• **MATERIAL SHOWN**
□ □ □ □

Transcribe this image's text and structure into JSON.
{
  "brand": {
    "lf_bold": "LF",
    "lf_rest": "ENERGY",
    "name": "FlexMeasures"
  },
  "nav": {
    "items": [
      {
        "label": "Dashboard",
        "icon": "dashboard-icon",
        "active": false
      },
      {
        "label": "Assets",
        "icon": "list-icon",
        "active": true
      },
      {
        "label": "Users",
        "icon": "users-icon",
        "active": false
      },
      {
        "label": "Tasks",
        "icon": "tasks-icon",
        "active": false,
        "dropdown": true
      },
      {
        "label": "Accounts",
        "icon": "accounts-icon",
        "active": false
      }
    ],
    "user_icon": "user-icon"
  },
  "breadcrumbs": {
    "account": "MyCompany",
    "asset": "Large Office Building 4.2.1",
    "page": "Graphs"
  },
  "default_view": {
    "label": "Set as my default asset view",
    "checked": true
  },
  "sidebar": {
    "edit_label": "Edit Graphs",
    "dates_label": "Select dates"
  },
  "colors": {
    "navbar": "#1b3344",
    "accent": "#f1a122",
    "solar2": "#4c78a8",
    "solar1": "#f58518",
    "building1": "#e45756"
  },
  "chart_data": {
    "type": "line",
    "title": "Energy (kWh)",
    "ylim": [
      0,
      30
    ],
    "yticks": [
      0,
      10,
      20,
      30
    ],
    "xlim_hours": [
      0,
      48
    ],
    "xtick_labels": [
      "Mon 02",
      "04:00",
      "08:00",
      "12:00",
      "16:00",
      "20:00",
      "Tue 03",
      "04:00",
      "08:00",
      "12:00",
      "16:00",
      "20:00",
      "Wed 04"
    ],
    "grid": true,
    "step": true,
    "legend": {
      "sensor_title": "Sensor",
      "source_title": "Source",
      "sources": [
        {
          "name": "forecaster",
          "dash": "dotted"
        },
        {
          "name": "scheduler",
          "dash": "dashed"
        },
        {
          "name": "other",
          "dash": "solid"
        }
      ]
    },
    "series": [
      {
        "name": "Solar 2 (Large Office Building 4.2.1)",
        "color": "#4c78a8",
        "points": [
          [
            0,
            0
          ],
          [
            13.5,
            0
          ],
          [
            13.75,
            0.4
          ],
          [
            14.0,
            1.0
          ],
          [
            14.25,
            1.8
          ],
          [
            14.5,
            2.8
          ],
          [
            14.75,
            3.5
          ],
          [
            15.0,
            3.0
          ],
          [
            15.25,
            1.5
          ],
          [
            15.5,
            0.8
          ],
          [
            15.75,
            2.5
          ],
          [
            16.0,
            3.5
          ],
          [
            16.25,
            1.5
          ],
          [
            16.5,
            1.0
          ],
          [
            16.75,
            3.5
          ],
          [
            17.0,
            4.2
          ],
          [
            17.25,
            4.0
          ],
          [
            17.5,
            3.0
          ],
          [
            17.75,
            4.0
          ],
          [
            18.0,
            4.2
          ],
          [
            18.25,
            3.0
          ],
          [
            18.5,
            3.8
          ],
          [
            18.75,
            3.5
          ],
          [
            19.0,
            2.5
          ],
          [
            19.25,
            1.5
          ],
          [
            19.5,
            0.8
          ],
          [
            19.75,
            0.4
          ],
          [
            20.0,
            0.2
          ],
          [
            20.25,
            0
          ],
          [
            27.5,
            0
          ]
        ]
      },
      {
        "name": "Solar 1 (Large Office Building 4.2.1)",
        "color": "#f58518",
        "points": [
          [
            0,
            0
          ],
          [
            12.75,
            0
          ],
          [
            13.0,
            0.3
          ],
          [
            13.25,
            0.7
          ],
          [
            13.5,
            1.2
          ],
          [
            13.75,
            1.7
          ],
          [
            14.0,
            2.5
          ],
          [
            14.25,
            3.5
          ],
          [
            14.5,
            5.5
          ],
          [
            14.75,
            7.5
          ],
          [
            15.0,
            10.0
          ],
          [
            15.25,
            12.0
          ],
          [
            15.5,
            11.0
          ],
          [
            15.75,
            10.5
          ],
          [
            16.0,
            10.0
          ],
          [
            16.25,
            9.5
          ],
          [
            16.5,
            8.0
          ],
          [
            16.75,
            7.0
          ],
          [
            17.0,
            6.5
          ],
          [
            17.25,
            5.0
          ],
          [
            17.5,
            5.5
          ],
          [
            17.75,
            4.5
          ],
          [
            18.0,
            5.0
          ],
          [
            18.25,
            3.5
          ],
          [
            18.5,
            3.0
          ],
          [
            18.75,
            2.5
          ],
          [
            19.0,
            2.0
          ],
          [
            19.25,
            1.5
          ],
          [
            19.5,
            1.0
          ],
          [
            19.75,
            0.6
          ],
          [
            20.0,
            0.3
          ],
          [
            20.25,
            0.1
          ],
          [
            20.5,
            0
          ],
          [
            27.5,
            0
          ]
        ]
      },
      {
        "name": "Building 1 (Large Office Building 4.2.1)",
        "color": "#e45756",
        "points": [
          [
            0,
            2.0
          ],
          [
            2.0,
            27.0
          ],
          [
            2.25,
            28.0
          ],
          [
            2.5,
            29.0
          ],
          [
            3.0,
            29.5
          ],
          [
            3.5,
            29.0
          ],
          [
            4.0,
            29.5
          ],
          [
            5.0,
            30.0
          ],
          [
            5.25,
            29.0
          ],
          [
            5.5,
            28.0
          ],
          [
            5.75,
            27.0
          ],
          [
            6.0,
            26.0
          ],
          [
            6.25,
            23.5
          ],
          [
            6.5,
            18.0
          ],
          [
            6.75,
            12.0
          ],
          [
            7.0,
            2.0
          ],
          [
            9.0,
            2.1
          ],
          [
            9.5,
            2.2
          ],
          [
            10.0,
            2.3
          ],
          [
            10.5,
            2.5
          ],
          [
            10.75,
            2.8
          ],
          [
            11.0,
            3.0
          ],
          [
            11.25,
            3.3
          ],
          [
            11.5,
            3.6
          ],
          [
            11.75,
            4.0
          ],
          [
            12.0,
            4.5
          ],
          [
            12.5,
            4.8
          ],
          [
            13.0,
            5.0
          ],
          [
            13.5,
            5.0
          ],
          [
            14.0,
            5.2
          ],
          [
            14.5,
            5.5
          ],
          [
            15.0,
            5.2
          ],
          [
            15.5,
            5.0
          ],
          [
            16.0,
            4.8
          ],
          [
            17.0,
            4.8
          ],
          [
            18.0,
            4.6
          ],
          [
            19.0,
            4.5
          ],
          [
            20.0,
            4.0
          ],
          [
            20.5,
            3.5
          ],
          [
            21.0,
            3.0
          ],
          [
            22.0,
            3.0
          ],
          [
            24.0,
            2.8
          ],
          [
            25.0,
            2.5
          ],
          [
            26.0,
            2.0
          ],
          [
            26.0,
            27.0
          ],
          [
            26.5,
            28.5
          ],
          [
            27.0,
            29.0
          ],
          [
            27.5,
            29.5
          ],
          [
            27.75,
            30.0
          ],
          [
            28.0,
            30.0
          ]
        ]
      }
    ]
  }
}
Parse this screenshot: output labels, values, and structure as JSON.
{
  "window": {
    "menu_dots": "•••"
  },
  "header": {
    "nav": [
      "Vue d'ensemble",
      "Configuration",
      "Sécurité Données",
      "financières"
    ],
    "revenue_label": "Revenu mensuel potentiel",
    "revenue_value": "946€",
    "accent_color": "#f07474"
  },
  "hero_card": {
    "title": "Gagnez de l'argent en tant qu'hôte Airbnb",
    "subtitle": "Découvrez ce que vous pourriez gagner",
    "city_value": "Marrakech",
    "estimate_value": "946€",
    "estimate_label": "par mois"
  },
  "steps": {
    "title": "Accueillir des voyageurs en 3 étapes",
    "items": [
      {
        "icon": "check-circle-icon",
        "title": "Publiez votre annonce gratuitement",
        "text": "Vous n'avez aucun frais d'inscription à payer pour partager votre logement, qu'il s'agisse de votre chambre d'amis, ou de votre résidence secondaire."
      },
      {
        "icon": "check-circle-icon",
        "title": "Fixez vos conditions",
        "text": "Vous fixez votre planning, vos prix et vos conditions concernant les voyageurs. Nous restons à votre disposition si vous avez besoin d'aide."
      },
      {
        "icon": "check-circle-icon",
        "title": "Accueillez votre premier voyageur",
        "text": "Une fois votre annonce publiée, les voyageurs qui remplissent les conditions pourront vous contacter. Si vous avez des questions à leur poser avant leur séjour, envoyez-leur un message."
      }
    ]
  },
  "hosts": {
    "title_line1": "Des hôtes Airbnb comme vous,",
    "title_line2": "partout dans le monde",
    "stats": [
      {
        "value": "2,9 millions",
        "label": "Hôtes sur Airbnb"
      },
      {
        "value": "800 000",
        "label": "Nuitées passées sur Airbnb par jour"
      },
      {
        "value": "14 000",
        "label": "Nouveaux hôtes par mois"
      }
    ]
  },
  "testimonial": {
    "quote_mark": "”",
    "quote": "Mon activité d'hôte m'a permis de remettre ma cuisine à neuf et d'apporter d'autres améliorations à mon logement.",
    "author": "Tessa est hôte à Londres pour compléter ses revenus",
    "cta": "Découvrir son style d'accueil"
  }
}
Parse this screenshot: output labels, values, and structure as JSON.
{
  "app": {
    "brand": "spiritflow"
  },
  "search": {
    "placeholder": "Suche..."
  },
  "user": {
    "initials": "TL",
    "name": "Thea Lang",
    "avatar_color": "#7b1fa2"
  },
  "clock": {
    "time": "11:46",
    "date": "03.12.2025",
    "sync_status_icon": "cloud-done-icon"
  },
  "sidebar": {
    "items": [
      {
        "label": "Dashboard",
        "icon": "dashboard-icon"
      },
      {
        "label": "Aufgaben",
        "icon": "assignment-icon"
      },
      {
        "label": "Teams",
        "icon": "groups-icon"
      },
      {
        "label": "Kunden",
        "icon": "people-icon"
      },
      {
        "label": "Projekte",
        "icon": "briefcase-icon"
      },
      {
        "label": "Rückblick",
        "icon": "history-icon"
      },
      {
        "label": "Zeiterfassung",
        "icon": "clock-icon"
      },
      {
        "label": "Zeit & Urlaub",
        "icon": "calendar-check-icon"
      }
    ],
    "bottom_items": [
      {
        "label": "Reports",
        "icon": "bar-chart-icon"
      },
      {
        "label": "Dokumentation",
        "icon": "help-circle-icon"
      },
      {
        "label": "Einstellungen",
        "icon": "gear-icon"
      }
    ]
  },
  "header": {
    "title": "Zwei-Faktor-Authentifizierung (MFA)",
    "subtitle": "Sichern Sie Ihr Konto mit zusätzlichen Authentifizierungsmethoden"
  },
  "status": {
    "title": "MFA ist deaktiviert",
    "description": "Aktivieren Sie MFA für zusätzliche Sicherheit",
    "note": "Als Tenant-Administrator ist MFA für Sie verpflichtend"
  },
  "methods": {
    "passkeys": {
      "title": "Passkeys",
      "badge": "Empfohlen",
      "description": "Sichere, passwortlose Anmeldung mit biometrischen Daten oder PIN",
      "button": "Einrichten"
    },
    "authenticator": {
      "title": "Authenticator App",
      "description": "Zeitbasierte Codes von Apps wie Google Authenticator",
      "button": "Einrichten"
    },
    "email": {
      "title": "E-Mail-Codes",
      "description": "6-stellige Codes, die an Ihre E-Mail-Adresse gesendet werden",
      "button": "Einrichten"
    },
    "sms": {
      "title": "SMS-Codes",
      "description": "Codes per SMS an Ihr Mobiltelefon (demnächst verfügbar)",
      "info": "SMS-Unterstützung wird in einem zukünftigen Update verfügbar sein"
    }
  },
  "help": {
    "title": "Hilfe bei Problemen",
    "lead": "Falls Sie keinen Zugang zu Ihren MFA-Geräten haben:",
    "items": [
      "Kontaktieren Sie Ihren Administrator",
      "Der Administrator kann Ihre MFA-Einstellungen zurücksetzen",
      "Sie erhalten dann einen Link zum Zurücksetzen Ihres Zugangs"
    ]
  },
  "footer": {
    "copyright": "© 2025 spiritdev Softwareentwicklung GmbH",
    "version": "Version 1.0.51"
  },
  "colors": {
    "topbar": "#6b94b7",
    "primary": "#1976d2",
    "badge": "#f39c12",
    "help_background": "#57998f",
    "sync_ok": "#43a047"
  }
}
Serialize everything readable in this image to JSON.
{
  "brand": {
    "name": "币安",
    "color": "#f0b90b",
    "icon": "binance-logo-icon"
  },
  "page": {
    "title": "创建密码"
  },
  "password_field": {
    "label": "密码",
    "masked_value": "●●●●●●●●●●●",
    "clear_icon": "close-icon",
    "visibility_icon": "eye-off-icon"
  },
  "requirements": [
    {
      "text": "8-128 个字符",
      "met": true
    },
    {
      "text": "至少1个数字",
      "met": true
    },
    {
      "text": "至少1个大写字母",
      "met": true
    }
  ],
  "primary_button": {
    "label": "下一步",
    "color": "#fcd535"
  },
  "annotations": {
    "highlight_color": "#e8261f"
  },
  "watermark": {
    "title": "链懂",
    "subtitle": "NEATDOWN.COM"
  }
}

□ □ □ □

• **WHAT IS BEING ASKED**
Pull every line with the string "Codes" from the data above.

• **ANSWER SPACE**
      "description": "Zeitbasierte Codes von Apps wie Google Authenticator",
      "title": "E-Mail-Codes",
      "description": "6-stellige Codes, die an Ihre E-Mail-Adresse gesendet werden",
      "title": "SMS-Codes",
      "description": "Codes per SMS an Ihr Mobiltelefon (demnächst verfügbar)",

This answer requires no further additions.